Work item
Make an exact copy of all the records, one that contains none of the pictures.

Data shown
◇ ◇ ◇

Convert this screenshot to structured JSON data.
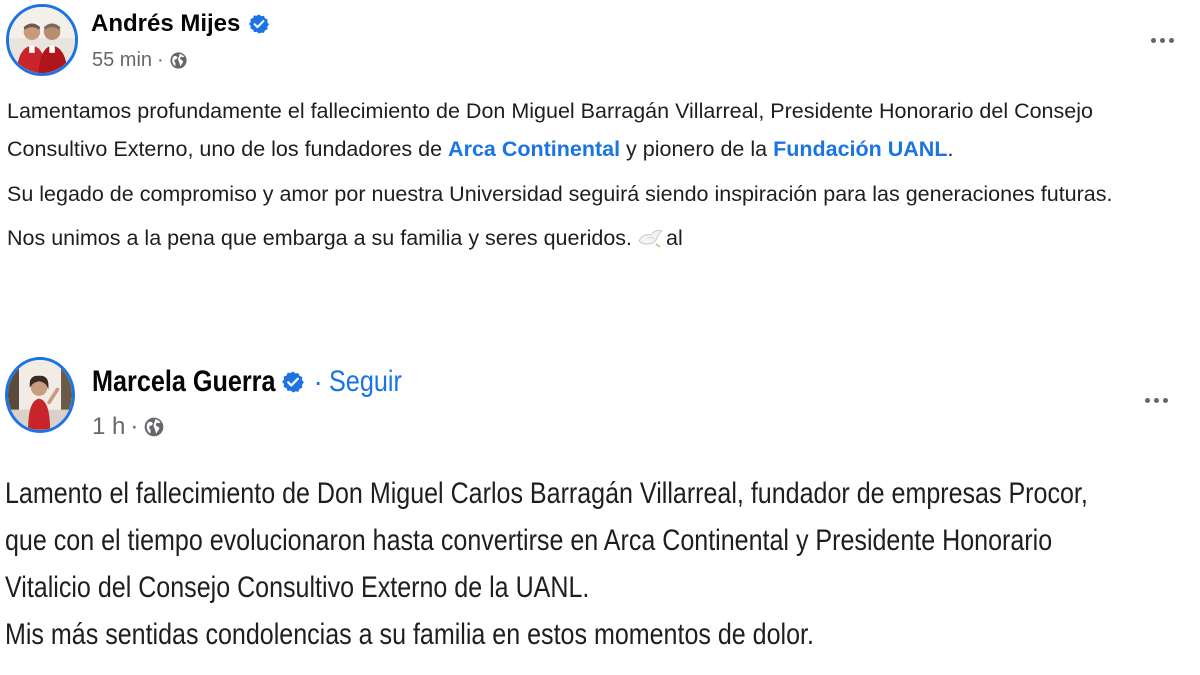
{
  "posts": [
    {
      "author": "Andrés Mijes",
      "verified": true,
      "time": "55 min",
      "separator": "·",
      "paragraphs": {
        "p1": {
          "before_mention1": "Lamentamos profundamente el fallecimiento de Don Miguel Barragán Villarreal, Presidente Honorario del Consejo Consultivo Externo, uno de los fundadores de ",
          "mention1": "Arca Continental",
          "between": " y pionero de la ",
          "mention2": "Fundación UANL",
          "after": "."
        },
        "p2": "Su legado de compromiso y amor por nuestra Universidad seguirá siendo inspiración para las generaciones futuras.",
        "p3": {
          "text": "Nos unimos a la pena que embarga a su familia y seres queridos.",
          "emoji": "dove-icon",
          "trailing": "al"
        }
      }
    },
    {
      "author": "Marcela Guerra",
      "verified": true,
      "follow_separator": "·",
      "follow_label": "Seguir",
      "time": "1 h",
      "separator": "·",
      "lines": [
        "Lamento el fallecimiento de Don Miguel Carlos Barragán Villarreal, fundador de empresas Procor,",
        "que con el tiempo evolucionaron hasta convertirse en Arca Continental y Presidente Honorario",
        "Vitalicio del Consejo Consultivo Externo de la UANL.",
        "Mis más sentidas condolencias a su  familia en estos momentos de dolor."
      ]
    }
  ],
  "colors": {
    "link": "#1b74e4",
    "text": "#1c1e21",
    "meta": "#65676b",
    "background": "#ffffff"
  }
}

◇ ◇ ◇

Task output
Convert this screenshot to structured JSON data.
{
  "posts": [
    {
      "author": "Andrés Mijes",
      "verified": true,
      "time": "55 min",
      "separator": "·",
      "paragraphs": {
        "p1": {
          "before_mention1": "Lamentamos profundamente el fallecimiento de Don Miguel Barragán Villarreal, Presidente Honorario del Consejo Consultivo Externo, uno de los fundadores de ",
          "mention1": "Arca Continental",
          "between": " y pionero de la ",
          "mention2": "Fundación UANL",
          "after": "."
        },
        "p2": "Su legado de compromiso y amor por nuestra Universidad seguirá siendo inspiración para las generaciones futuras.",
        "p3": {
          "text": "Nos unimos a la pena que embarga a su familia y seres queridos.",
          "emoji": "dove-icon",
          "trailing": "al"
        }
      }
    },
    {
      "author": "Marcela Guerra",
      "verified": true,
      "follow_separator": "·",
      "follow_label": "Seguir",
      "time": "1 h",
      "separator": "·",
      "lines": [
        "Lamento el fallecimiento de Don Miguel Carlos Barragán Villarreal, fundador de empresas Procor,",
        "que con el tiempo evolucionaron hasta convertirse en Arca Continental y Presidente Honorario",
        "Vitalicio del Consejo Consultivo Externo de la UANL.",
        "Mis más sentidas condolencias a su  familia en estos momentos de dolor."
      ]
    }
  ],
  "colors": {
    "link": "#1b74e4",
    "text": "#1c1e21",
    "meta": "#65676b",
    "background": "#ffffff"
  }
}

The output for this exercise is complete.